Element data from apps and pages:

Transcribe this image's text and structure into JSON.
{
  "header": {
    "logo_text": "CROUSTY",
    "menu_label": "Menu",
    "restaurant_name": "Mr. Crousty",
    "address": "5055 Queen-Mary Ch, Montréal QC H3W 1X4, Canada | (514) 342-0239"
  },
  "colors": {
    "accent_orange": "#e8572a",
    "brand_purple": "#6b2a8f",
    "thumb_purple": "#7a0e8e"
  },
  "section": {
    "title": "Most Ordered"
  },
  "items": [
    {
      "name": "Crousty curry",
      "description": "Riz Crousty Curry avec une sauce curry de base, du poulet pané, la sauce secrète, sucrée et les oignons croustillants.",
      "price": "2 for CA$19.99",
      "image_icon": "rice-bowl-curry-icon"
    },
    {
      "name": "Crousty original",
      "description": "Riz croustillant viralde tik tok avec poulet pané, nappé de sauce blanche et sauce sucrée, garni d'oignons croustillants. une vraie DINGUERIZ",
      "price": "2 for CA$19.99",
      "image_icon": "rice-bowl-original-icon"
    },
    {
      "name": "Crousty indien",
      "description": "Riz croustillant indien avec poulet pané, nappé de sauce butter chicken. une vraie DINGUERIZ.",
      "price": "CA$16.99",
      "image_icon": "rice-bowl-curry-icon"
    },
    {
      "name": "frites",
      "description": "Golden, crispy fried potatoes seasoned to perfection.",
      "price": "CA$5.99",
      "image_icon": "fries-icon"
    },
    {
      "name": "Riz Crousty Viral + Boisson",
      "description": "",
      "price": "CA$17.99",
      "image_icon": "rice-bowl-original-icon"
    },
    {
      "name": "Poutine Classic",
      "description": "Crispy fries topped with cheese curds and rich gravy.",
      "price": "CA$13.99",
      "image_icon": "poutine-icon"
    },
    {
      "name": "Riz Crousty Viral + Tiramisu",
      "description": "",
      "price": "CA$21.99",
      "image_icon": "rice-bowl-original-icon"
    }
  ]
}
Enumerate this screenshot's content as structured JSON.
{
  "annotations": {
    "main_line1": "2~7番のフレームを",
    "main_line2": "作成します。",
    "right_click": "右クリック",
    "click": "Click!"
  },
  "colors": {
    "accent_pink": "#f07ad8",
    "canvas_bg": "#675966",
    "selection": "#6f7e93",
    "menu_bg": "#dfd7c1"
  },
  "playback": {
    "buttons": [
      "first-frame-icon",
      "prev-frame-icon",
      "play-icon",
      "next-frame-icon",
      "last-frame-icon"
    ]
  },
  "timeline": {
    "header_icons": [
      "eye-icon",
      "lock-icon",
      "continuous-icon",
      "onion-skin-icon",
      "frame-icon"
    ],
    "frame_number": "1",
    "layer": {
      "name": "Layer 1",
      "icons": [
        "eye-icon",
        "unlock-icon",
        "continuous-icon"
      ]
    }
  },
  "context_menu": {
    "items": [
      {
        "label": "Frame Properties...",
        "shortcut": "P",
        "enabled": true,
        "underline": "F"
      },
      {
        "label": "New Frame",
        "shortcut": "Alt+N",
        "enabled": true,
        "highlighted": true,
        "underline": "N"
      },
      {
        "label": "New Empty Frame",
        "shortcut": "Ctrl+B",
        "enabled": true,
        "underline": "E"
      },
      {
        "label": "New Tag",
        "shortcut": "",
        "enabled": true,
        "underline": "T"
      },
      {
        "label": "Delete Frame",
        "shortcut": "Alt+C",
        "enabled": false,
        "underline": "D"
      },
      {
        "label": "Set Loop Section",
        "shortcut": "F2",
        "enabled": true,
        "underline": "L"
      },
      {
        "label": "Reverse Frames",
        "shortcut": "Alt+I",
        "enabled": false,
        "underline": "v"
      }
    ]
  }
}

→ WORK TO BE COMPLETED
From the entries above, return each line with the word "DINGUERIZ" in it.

→ OUTPUT OF THE TASK
      "description": "Riz croustillant viralde tik tok avec poulet pané, nappé de sauce blanche et sauce sucrée, garni d'oignons croustillants. une vraie DINGUERIZ",
      "description": "Riz croustillant indien avec poulet pané, nappé de sauce butter chicken. une vraie DINGUERIZ.",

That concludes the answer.